Moon to Earth: Eat It.

Moon hits Earth 560x644

So, basically what it boils down to here is (ahem) EVERYBODY FUCKIN’ PANIC! Thank you, and now back to your regularly scheduled humor.

Richard Nolle, a noted astrologer who runs the website astropro.com, has famously termed the upcoming full moon at lunar perigee (the closest approach during its orbit) an “extreme supermoon.” When the moon goes super-extreme, Nolle says, chaos will ensue: Huge storms, earthquakes, volcanoes and other natural disasters can be expected to wreak havoc on Earth. (It should be noted that astrology is not a real science, but merely makes connections between astronomical and mystical events.) But do we really need to start stocking survival shelters in preparation for the supermoon?

Guess what? There’s more. Of course.

According to John Vidale, a seismologist at the University of Washington in Seattle and director of the Pacific Northwest Seismic Network, particularly dramatic land and ocean tides do trigger earthquakes. “Both the moon and sun do stress the Earth a tiny bit, and when we look hard we can see a very small increase in tectonic activity when they’re aligned,” Vidale told Life’s Little Mysteries, a sister site to SPACE.com.
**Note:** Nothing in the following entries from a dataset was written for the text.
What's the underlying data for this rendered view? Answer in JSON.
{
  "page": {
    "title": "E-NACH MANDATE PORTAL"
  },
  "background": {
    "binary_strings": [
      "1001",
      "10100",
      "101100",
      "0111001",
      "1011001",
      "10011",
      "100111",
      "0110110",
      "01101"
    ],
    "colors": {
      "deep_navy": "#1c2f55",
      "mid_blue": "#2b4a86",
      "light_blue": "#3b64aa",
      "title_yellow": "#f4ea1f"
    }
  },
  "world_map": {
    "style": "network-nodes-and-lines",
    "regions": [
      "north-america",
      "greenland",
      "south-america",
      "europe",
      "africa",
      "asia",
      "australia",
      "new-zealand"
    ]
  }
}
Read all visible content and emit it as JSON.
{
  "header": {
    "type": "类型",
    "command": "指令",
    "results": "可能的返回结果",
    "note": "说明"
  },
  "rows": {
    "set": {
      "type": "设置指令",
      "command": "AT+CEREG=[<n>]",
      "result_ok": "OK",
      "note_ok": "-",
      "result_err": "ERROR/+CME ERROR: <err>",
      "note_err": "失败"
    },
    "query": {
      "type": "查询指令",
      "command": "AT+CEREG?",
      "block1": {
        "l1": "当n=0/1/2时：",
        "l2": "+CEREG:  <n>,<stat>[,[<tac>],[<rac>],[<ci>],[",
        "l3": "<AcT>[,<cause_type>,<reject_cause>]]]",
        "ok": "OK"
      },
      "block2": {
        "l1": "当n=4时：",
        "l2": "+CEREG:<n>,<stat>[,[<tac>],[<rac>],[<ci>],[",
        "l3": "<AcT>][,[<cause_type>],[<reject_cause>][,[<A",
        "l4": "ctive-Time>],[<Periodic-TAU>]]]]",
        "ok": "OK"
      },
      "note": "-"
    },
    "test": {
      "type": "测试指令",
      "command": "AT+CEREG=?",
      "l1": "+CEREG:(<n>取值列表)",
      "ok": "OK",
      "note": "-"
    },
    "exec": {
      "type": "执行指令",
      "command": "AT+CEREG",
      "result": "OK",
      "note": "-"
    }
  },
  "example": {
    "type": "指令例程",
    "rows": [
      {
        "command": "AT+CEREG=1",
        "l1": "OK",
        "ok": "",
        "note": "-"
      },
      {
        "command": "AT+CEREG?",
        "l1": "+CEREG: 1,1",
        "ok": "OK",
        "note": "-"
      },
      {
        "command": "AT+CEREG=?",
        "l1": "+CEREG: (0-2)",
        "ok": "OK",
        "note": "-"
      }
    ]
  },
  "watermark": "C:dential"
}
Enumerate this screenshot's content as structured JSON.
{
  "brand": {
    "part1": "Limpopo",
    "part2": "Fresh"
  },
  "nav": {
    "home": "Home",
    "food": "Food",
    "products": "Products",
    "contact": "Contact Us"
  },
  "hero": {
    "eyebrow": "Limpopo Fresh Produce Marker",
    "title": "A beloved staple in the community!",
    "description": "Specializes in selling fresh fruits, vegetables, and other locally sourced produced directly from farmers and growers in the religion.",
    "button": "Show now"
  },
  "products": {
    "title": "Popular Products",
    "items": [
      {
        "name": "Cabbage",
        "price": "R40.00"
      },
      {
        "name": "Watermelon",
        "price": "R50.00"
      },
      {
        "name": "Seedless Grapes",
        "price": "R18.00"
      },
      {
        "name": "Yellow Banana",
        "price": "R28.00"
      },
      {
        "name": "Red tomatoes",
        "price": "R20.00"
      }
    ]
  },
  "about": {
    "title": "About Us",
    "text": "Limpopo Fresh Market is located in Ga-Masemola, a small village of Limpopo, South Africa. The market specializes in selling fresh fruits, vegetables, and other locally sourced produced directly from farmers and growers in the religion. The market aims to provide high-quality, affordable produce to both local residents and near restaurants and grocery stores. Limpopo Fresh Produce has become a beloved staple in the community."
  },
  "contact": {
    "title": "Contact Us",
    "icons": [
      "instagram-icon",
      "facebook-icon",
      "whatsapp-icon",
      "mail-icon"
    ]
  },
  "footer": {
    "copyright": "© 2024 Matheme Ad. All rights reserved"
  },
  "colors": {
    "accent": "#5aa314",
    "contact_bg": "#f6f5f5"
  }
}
At times of full and new moons, “you see a less-than-1-percent increase in earthquake activity, and a slightly higher response in volcanoes.” The effect of tides on seismic activity is greatest in subduction zones such as the Pacific Northwest, where one tectonic plate is sliding under another. William Wilcock, another seismologist at the University of Washington, explained: “When you have a low tide, there’s less water, so the pressure on the seafloor is smaller. That pressure is clamping the fault together, so when it’s not there, it makes it easier for the fault to slip.” According to Wilcock, earthquake activity in subduction zones at low tides is 10 percent higher than at other times of the day, but he hasn’t observed any correlations between earthquake activity and especially low tides at new and full moons. Vidale has observed only a very small correlation.

So, maybe just ignore that little diatribe up there. Sorry. Everything’s gonna be just fine… (runs, packs suitcases, books flight to Saturn)

Most natural disasters have nothing to do with the moon at all. The Earth has a lot of pent up energy, and it releases it anytime the buildup gets too great. The supermoon probably won’t push it past the tipping point, but we’ll know for sure, one way or the other, by March 20.

And hey, why not a joke to end it all. It’s funny!

The Lone Ranger and Tonto turn in for the evening out on the plains. After a few hours, Tonto suddenly nudges the Lone Ranger until he awakens. Tonto says, with alarm in his voice “Look up! What do you see?”
The Lone Ranger looks up and says “I see the nighttime sky.”
Tonto nods and says “So what does that tell you?”
The Lone Ranger thinks about it for a moment, then says “Well, astronomically, it tells me there are millions or even billions of stars and planetary systems in our galaxy. Astrologically, it tells me that Saturn is currently in Leo. Theologically, I feel the sky suggests that God is all-powerful and that we are small and insignificant. Time-wise, from the position of the moon, I’d say it’s about 11:45pm. And meteorlogically, from the clarity of the sky, I’d say we’re in for a great day of weather tomorrow. Why, Tonto? What does the nighttime sky tell you?”
Tonto replies “It tells me somebody stole our tent, you jacka$$.”